But whether or not our government proceeds with our first uneducated answer (seriously – the day we voted to leave, a friend of mine who’s British born, but whose heritage is Pakistani was screamed at in the street by and old man “We voted to leave, now get out of our country!” Get a grip and an education you dumb old shit!) we should still be optimistic.
More and more it’s doom and gloom being shown by the media, and thus it’s no wonder mental health problems are on the rise. It’s hard to stay happy when Theresa May acts like a broken guffawing record – “The people voted to leave, so we will deliver on that vote.” In other words “You asked for this shitstorm, and whether or not it’s what you envisaged, you’re gonna deal with it!”
But there is a light! More than ever, mental health awareness is becoming bigger everyday, and the words ‘Man-up’ are becoming less prevalent than ever. And rightly so. With over 200 classified forms of mental illness, it can reveal itself in many ways. As someone who has had loved ones deal with mental issues, it’s important to know and understand the signs before it’s too late.
So going into the new year:
- Be unwavering in your kindness to others.
- Give love and respect to everyone, even if they mistreat you. You have absolutely no idea what they are going through. Your kindess could be just the thing they need.
- Keep an eye on your friends and family. Notice usual changes in their behaviour, such as withdrawing from the world. Smiles can hide a soul screaming for help.
- Always have time for others. You have no idea what five minutes, a cup of tea, and a sympathetic ear can do for a person’s well-being.
- Recognise the beauty and colour in the world. Just because good things don’t get reported (an understatement if ever there was one!) doesn’t mean they aren’t happening all the time.
- Remain in the now – don’t fall into always remembering the past, or worry about the future. Only the ‘now’ matters.
- Breathe deeply and rejoice in the gift of life today. Tomorrow is not guaranteed to anyone.
- Don’t put things off. Forgive easily. Love with an open heart. And never leave until tomorrow what can be said today. You might not get the chance.
- Help others and give generously, even when they have no way of repaying you.
- And no matter what, take everything within your stride. I’ve seen people with the worst luck in their lives, yet they remain happy. It’s not the circumstances which determine your happiness; it’s your reaction to them.
I’m proud of my nation. In the past we’ve stood battered and bruised in the face of a supposedly undefeatable enemy and screamed defiantly we would never ever surrender. Now that enemy has taken another form and it’s coming from within. By raising each other up, we enrich the whole country, and make us stronger and more resiliant to this threat.

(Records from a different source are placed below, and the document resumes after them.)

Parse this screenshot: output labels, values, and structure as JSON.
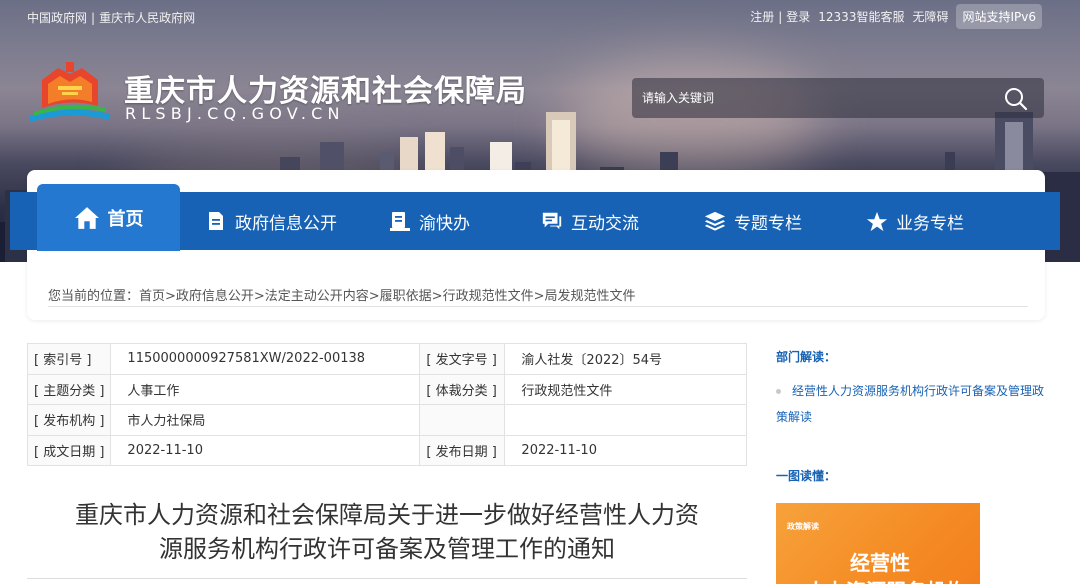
{
  "topbar": {
    "portal_links": [
      "中国政府网",
      "重庆市人民政府网"
    ],
    "auth_links": [
      "注册",
      "登录"
    ],
    "tools": [
      "12333智能客服",
      "无障碍"
    ],
    "ipv6": "网站支持IPv6"
  },
  "site": {
    "title": "重庆市人力资源和社会保障局",
    "domain": "RLSBJ.CQ.GOV.CN"
  },
  "search": {
    "placeholder": "请输入关键词",
    "icon": "search-icon"
  },
  "nav": {
    "active": {
      "label": "首页",
      "icon": "home-icon"
    },
    "items": [
      {
        "label": "政府信息公开",
        "icon": "document-icon"
      },
      {
        "label": "渝快办",
        "icon": "service-icon"
      },
      {
        "label": "互动交流",
        "icon": "chat-icon"
      },
      {
        "label": "专题专栏",
        "icon": "layers-icon"
      },
      {
        "label": "业务专栏",
        "icon": "star-icon"
      }
    ]
  },
  "breadcrumb": "您当前的位置：首页>政府信息公开>法定主动公开内容>履职依据>行政规范性文件>局发规范性文件",
  "meta": {
    "index_label": "[ 索引号 ]",
    "index_value": "1150000000927581XW/2022-00138",
    "doc_no_label": "[ 发文字号 ]",
    "doc_no_value": "渝人社发〔2022〕54号",
    "topic_label": "[ 主题分类 ]",
    "topic_value": "人事工作",
    "genre_label": "[ 体裁分类 ]",
    "genre_value": "行政规范性文件",
    "issuer_label": "[ 发布机构 ]",
    "issuer_value": "市人力社保局",
    "written_label": "[ 成文日期 ]",
    "written_value": "2022-11-10",
    "publish_label": "[ 发布日期 ]",
    "publish_value": "2022-11-10"
  },
  "article": {
    "title_line1": "重庆市人力资源和社会保障局关于进一步做好经营性人力资",
    "title_line2": "源服务机构行政许可备案及管理工作的通知"
  },
  "sidebar": {
    "interpret_title": "部门解读：",
    "interpret_link": "经营性人力资源服务机构行政许可备案及管理政策解读",
    "visual_title": "一图读懂：",
    "poster_tag": "政策解读",
    "poster_line1": "经营性",
    "poster_line2": "人力资源服务机构"
  },
  "colors": {
    "nav_blue": "#1762b4",
    "nav_active": "#2478cf",
    "poster_orange": "#f58c24"
  }
}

So as the days begin to get brighter, and Friday the 29th March 2019 grows ever closer amid the chaotic death knells inside the Houses of Parliament, we need to realise it’s us as a people that have the strength to carry on and perservere. To keep pushing on regardless of the outcome next year. Keep the peace alive, keep the hope glowing, and let’s remember why we have the word ‘Great’ at the start of out nation’s name.

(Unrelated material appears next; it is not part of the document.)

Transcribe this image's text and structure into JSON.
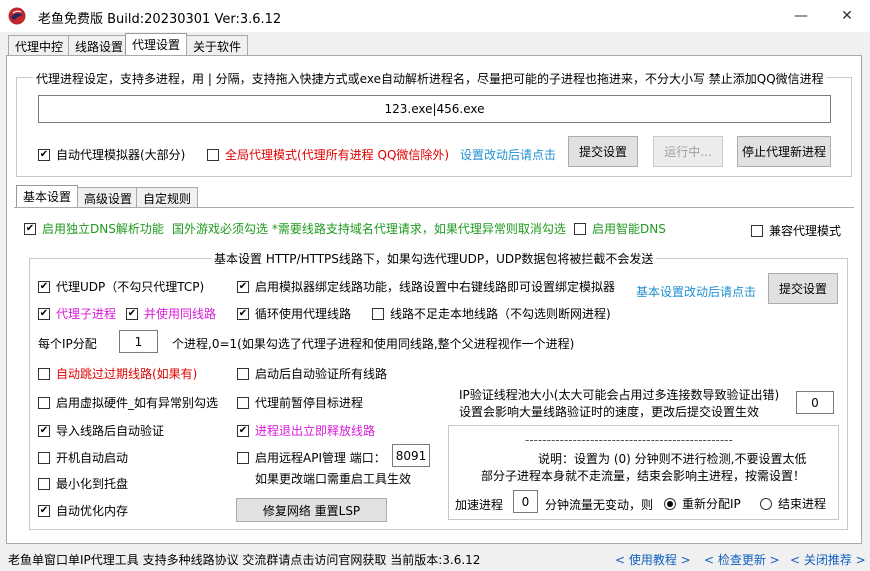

Much love to you all.
Have an amazing Christmas (or Yule, or whatever you celebrate), and a fantastic New Year!
Footnote: This post pretty much came out of nowhere. I feel I needed to write about the worries of some of my friends and clients, as well as the impact it’s having on the mental health of people. This and the fact this unique year is growing to a close. I did initially start writing about my own experiences of this year, but felt that was a bit boring.